On Thursday the Subcommittee met for House File 2004, the Rumble Strip bill, also known as Baylee’s Bill. This bill stemmed from the tragic loss of Baylee Hess at a rural intersection with US 30 in Benton County last Thanksgiving weekend. The bill calls for rumble strips at all of these county roads that intersect with US and state highways. Jade Ewoldt and Jasmine Gaston, sisters of Baylee, attended the subcommittee meeting and spoke about the need for this bill. The bill passed unanimously and now goes to the full Transportation Committee for consideration. Senator Tim Kapucian, Chair of the Senate Transportation Committee, will also be starting a companion bill with the same language in the Senate to expedite the process. I greatly appreciated Jade and Jasmine’s determination in seeing this through in honor of their sister, Baylee.
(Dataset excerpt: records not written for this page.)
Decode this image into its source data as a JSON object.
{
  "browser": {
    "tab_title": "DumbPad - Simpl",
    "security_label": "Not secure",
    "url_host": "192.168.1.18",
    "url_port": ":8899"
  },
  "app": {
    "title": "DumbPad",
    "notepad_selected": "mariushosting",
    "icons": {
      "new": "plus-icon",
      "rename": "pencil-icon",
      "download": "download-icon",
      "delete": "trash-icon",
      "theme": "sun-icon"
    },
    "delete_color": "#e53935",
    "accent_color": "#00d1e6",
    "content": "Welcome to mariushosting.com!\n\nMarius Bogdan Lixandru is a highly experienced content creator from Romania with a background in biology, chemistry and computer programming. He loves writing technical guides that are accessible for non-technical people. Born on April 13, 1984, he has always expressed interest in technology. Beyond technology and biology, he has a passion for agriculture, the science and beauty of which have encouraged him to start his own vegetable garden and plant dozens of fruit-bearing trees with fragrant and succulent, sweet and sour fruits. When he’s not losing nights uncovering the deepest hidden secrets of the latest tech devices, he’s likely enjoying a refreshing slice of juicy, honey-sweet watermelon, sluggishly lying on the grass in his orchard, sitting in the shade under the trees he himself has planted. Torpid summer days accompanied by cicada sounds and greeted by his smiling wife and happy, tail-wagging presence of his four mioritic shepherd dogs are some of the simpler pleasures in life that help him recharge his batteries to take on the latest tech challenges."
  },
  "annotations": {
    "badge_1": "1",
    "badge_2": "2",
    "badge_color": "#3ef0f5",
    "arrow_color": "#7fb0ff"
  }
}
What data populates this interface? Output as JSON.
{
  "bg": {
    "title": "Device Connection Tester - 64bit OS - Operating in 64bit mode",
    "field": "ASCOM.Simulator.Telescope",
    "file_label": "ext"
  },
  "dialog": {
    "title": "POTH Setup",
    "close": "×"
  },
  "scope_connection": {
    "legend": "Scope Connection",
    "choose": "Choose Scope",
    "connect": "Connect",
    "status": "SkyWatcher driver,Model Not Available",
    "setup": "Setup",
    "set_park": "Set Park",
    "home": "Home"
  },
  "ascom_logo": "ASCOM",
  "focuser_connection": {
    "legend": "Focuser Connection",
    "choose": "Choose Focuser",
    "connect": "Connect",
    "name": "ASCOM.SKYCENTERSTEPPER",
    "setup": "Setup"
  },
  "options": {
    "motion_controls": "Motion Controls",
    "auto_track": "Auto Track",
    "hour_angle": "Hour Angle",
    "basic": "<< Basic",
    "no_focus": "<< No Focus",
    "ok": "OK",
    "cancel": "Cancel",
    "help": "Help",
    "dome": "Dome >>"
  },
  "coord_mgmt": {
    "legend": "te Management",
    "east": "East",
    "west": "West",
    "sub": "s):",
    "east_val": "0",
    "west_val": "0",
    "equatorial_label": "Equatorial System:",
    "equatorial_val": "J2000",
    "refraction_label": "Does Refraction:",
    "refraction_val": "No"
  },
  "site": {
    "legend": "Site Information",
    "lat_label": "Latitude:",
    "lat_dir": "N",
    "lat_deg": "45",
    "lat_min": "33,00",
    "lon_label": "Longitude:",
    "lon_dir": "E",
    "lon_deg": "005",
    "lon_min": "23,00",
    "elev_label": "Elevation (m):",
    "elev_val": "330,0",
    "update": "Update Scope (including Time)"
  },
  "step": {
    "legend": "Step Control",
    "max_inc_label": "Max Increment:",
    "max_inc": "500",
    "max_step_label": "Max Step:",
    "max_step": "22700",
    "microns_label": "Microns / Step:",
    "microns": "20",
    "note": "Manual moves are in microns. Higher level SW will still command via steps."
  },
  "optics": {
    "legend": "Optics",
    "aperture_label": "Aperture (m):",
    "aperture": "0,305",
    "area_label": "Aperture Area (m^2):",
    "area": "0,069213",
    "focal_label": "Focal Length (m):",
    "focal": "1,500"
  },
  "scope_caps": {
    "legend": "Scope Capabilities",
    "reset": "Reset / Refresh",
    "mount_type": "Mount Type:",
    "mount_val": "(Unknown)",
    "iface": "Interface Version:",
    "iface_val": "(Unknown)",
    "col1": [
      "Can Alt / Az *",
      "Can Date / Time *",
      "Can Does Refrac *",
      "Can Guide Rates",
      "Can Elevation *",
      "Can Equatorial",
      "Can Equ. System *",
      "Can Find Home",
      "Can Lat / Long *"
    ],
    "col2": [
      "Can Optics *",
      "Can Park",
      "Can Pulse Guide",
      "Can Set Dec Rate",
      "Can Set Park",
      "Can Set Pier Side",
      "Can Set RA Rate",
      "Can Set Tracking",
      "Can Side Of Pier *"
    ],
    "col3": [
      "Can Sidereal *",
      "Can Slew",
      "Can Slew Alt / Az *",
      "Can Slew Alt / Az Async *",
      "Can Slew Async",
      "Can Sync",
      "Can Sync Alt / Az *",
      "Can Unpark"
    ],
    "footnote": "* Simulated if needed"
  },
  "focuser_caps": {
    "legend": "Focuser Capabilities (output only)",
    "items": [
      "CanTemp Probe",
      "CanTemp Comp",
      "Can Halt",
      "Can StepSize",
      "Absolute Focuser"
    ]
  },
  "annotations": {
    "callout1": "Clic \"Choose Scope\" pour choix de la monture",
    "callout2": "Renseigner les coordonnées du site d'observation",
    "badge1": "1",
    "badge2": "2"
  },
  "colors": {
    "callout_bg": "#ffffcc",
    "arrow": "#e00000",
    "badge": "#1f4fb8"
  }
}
This week I was visited by FFA groups from the West Marshall and Green Mountain Garwin schools. It’s always fun to meet these bright young students and answer the questions.

As always, I hope to see you here at the capitol during the session. This is a beautiful building and well worth the time to visit and tour it. I can also have my clerk take constituents up in the capitol dome and out into the cupola overlooking the city.